Putting these two texts together then, we see that God commands that the sign of baptism be applied to those who come to faith in Christ as adult converts as a sign of the inward reality of rebirth (the circumcision of the heart by Christ). Likewise, God commands that the sign of baptism be applied to the children of those who trust in Christ as a sign of the inward reality of rebirth (the circumcision of the heart by Christ) which is promised to them if they put their personal faith in Christ, as well. This also, is in keeping with the command of Jesus Himself in the Great Commission to make disciples of all the nations, baptizing them in the name of the Father and the Son and the Holy Spirit, teaching them to observe all that He has commanded us (Matthew 28:19-20).
Two Helpful Resources
There are many more passages in the Scriptures to which we could turn to examine what the Bible teaches about the doctrine of paedobaptism; however, I hope that our brief look at these two is of some help. As promised, I would also recommend two resources by way of introduction to the biblical basis for the baptism of infant children of believers.
First, I recommend an excellent essay by Dr. Dennis E. Johnson called Infant Baptism: How My Mind Has Changed. Dr. Johnson is a minister in the Orthodox Presbyterian Church and Professor of Practical Theology at Westminster Seminary California. This essay was written by Dr. Johnson by way of explanation to one of his daughters as to how and why he came to embrace the doctrine of paedobaptism. As such, it is relatively brief and simple, but also pretty thorough. He concludes that essay with some fatherly encouragement to his daughter: “Study the Scriptures. Pray. Think. Ask.”
Second, I would also recommend a video lesson by Dr. Richard Pratt called Why Do We Baptize Our Children? Dr. Pratt is a minister in the Presbyterian Church in America and President of Third Millennium Ministries. In the video, Dr. Pratt explores what the Bible teaches with regard to three main topics: the people of the covenant, the covenant sign of baptism, and the significance of baptism.
We praise God that we who were formerly far off – separated from Christ, excluded from the commonwealth of Israel, and strangers to the covenants of promise – have been brought near by the blood of Christ (Ephesians 2:11-13). We are no longer strangers and aliens, but fellow citizens with the saints, made members of God’s household (Ephesians 2:19-20). And, as members of God’s household, we have His precious promise: “Repent, and each of you be baptized in the name of Jesus Christ for the forgiveness of your sins; and you will receive the gift of the Holy Spirit.
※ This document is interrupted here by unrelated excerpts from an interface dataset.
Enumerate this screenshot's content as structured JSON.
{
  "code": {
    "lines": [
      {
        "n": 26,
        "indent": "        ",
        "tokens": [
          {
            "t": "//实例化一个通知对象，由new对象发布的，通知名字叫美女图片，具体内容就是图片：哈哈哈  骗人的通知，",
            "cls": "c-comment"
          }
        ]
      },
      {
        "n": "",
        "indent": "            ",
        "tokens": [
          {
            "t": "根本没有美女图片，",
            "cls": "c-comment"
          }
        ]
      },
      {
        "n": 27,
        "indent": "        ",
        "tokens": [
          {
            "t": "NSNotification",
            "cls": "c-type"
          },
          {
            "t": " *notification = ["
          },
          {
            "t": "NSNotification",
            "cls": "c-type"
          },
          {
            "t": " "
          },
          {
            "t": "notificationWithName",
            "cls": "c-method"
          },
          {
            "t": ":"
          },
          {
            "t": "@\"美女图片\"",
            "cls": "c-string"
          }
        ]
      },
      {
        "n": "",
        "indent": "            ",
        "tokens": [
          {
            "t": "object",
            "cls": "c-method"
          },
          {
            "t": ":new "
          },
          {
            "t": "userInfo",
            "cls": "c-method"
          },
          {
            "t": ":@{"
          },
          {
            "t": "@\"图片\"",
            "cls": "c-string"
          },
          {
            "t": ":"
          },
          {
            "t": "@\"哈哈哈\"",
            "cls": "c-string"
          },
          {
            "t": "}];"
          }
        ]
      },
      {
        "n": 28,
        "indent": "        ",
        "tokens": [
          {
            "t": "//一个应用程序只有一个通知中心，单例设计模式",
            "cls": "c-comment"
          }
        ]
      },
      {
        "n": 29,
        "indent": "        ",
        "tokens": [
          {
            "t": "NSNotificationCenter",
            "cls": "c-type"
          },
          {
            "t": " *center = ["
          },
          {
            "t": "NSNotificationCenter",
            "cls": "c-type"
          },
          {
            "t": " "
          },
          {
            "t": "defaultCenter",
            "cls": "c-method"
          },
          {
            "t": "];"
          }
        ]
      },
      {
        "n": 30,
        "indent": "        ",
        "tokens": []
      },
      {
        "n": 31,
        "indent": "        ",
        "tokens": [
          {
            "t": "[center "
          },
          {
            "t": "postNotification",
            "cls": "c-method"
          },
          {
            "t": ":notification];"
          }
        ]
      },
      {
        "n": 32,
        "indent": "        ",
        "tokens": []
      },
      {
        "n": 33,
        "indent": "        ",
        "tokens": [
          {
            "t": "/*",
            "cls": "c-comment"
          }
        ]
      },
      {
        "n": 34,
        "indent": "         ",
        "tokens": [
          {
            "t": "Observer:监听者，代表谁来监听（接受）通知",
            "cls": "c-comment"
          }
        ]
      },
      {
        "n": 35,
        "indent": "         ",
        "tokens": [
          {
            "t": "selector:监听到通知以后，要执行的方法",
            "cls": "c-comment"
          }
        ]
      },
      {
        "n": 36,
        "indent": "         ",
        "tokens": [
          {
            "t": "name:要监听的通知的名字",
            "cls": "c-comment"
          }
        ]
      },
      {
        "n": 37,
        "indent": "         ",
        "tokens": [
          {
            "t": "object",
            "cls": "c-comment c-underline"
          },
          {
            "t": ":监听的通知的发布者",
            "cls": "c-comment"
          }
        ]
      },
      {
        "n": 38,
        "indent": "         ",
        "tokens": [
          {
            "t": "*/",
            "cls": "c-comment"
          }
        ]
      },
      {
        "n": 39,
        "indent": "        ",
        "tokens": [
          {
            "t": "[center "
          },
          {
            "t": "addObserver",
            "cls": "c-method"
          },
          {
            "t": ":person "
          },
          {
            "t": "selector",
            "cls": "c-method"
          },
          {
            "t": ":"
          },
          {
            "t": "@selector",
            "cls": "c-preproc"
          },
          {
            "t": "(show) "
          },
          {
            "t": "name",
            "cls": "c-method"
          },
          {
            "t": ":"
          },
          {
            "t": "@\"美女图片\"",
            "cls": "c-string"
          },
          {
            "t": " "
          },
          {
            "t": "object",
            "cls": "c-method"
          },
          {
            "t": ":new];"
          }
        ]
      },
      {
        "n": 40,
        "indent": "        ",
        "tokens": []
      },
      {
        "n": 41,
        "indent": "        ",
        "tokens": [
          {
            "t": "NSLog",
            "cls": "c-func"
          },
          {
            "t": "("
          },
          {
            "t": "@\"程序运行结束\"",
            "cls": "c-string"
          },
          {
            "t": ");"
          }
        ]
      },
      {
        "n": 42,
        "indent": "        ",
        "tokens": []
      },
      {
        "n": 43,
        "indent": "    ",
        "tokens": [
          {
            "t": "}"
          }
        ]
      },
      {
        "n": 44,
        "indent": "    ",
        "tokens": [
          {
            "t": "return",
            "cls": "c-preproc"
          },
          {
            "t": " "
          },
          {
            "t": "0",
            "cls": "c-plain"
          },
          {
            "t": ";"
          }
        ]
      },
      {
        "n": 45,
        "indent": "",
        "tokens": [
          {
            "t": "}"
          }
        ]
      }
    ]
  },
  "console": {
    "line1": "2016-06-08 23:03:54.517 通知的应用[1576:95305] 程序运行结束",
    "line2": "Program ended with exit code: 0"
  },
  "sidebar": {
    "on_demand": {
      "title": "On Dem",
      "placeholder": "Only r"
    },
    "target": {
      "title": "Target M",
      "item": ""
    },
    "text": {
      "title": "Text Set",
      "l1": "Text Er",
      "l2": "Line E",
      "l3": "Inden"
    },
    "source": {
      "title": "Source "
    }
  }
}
For the promise is for you and your children and for all who are far off, as many as the Lord our God will call to Himself.” (Acts 2:38-39)
The Lord be with you!
- Pastor Peter M. Dietsch